I hope your summer is progressing well, and have enjoyed or will enjoy some deserved down time. We recently returned from a trip to the Smokey Mountains, where we witnessed a very powerful thunderstorm that took down a few trees. Now we are in a hot spell, and had some thunderstorms go by last night. One had just passed right at sunset, and was beautiful. I captured a panorama: http://twitpic.com/5sc8bw/full The only enhancement I made to the photo was to stretch the color saturation to bring out the colors more, but they were all there in the sky to see.

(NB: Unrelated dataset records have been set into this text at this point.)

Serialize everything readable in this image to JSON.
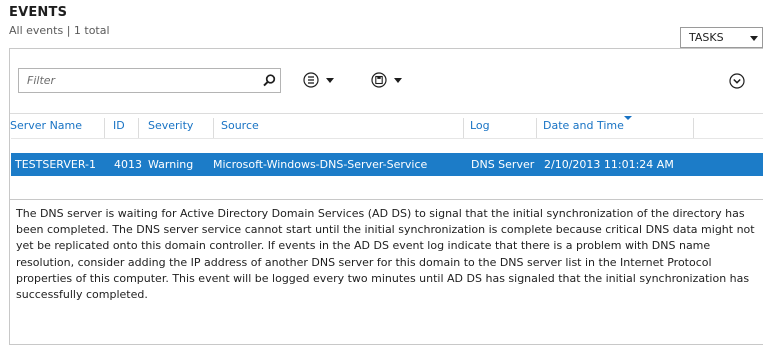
{
  "header": {
    "title": "EVENTS",
    "subtitle": "All events | 1 total",
    "tasks_label": "TASKS"
  },
  "toolbar": {
    "filter_placeholder": "Filter",
    "icons": [
      "search-icon",
      "list-options-icon",
      "save-query-icon",
      "collapse-circle-icon"
    ]
  },
  "table": {
    "columns": [
      "Server Name",
      "ID",
      "Severity",
      "Source",
      "Log",
      "Date and Time"
    ],
    "sorted_column": "Date and Time",
    "rows": [
      {
        "server": "TESTSERVER-1",
        "id": "4013",
        "severity": "Warning",
        "source": "Microsoft-Windows-DNS-Server-Service",
        "log": "DNS Server",
        "datetime": "2/10/2013 11:01:24 AM",
        "selected": true
      }
    ]
  },
  "detail": {
    "message": "The DNS server is waiting for Active Directory Domain Services (AD DS) to signal that the initial synchronization of the directory has been completed. The DNS server service cannot start until the initial synchronization is complete because critical DNS data might not yet be replicated onto this domain controller. If events in the AD DS event log indicate that there is a problem with DNS name resolution, consider adding the IP address of another DNS server for this domain to the DNS server list in the Internet Protocol properties of this computer. This event will be logged every two minutes until AD DS has signaled that the initial synchronization has successfully completed."
  },
  "colors": {
    "selection": "#1c7cc8",
    "column_header": "#1873c4"
  }
}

The June aggregations have completed, as well as the first-half 2011 aggregations (which can be viewed by selecting "All" for the month). I've made some enhancements to the audit checks for the observations that are derived from the hourly data, as I noticed there were a few classes of rare events that weren't getting caught. About 3% of observations are getting flagged as invalid, up from about 2%.

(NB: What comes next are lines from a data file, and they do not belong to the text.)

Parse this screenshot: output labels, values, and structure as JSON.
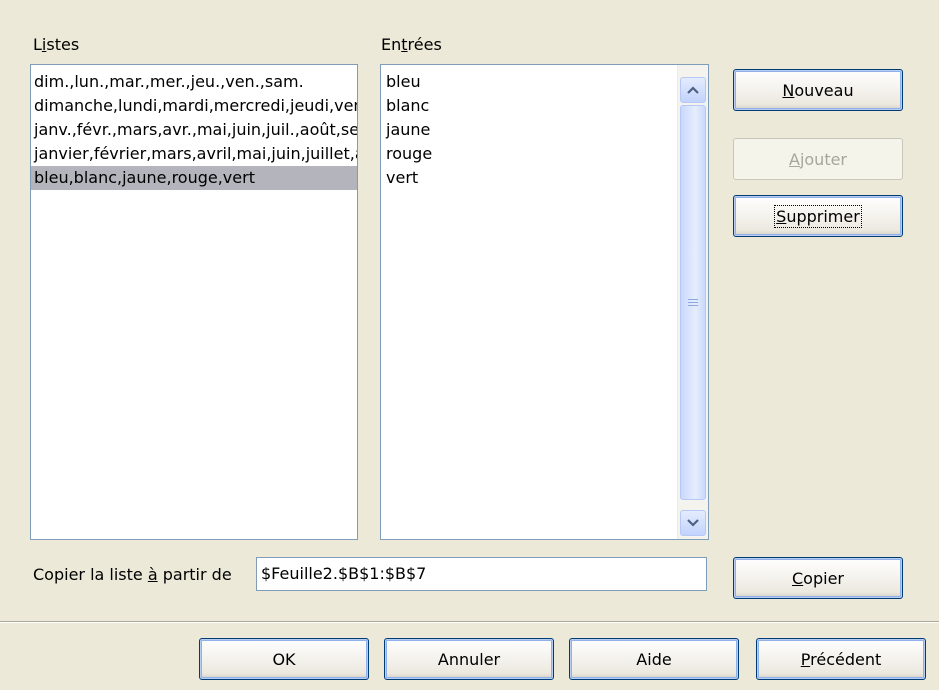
{
  "listes": {
    "label_pre": "L",
    "label_accel": "i",
    "label_post": "stes",
    "items": [
      "dim.,lun.,mar.,mer.,jeu.,ven.,sam.",
      "dimanche,lundi,mardi,mercredi,jeudi,vendredi,samedi",
      "janv.,févr.,mars,avr.,mai,juin,juil.,août,sept.,oct.,nov.,déc.",
      "janvier,février,mars,avril,mai,juin,juillet,août,septembre,octobre,novembre,décembre",
      "bleu,blanc,jaune,rouge,vert"
    ],
    "selected_index": 4
  },
  "entrees": {
    "label_pre": "En",
    "label_accel": "t",
    "label_post": "rées",
    "items": [
      "bleu",
      "blanc",
      "jaune",
      "rouge",
      "vert"
    ]
  },
  "buttons": {
    "nouveau": {
      "accel": "N",
      "rest": "ouveau"
    },
    "ajouter": {
      "accel": "A",
      "rest": "jouter"
    },
    "supprimer": {
      "accel": "S",
      "rest": "upprimer"
    },
    "copier": {
      "accel": "C",
      "rest": "opier"
    }
  },
  "copy_from": {
    "label_pre": "Copier la liste ",
    "label_accel": "à",
    "label_post": " partir de",
    "value": "$Feuille2.$B$1:$B$7"
  },
  "footer": {
    "ok": "OK",
    "annuler": "Annuler",
    "aide": "Aide",
    "precedent_accel": "P",
    "precedent_rest": "récédent"
  },
  "icons": {
    "scroll_up": "chevron-up-icon",
    "scroll_down": "chevron-down-icon"
  },
  "colors": {
    "dialog_bg": "#ece9d8",
    "selection": "#b4b4bc",
    "border": "#7f9db9",
    "button_border": "#003c74"
  }
}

I also went through via the Trends product to look for anomalies in historical aggregation that weren't caught previously. It looked pretty clean with the exception of a issue with calculating BSS between May 2010 and July 2010, and BSS in April 2008 for Canada. These have been recalculated and are now correct. I wanted to conduct this check prior to restarting the historical precipitation reaggregation project and ensure that there are no remaining issues in the data.
Work continues on a few major projects. Collection started on two new providers on July 1, so data will be available starting next month. WeatherBug is the first, and was selected due to "popular appeal" and potential rather than forecast innovations (they use the NDFD, like WeatherUnderground). But, like WeatherUnderground, they are starting to use their observation network data and may provide custom forecasts in the future. The second is Foreca, which is starting to slowly make a name for itself, and generates forecasts worldwide.

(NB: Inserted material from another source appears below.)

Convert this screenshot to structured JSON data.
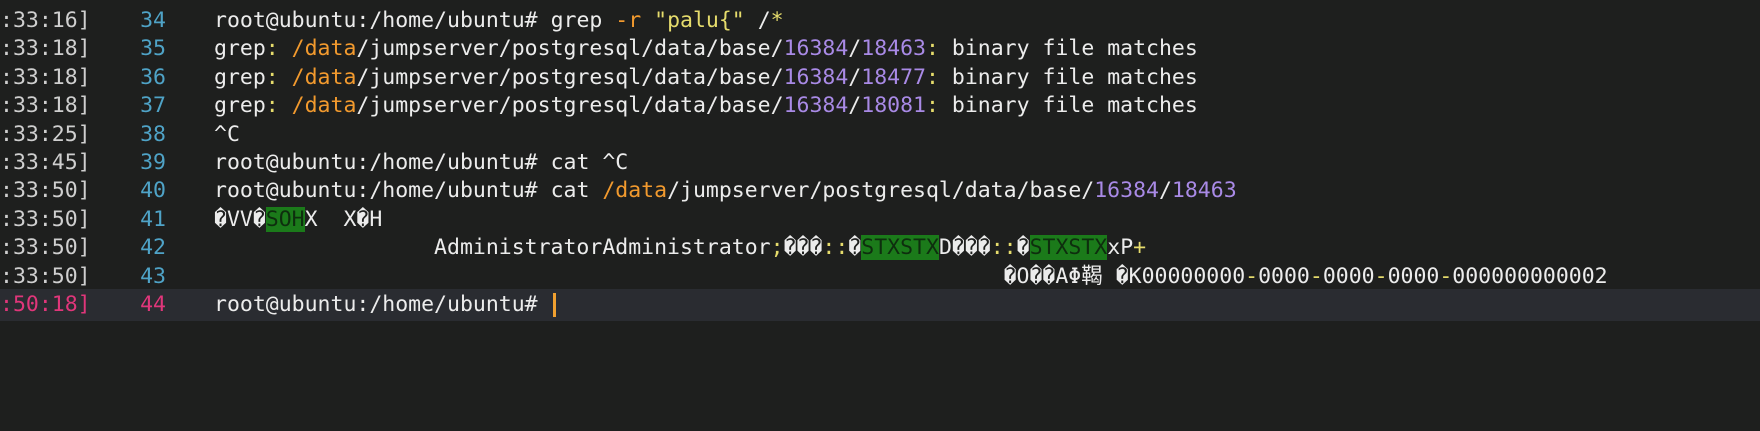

One other small change was made to the unskilled Persistence forecast. Previously, an observation of "thunderstorms in the area" was considered a precipitation forecast, even if no precipitation was reported at the station. This has been changed, and now a precipitation forecast for Persistence is only issued if precipitation was reported at the observation station.
Finally, speaking of Persistence forecasts, I added "weather changeability" data to ForecastAdvisor, see for example http://forecastadvisor.com/change/high/ . Data also appears on each city's page as well. You can see pretty readily which areas of the country are more changeable than others. Us as weather geeks already know this, but beyond the "If you don't like the weather, wait a few hours" quips, most people don't have a quantitative understanding of how much the weather does change each day. Hopefully this gives them another discussion point.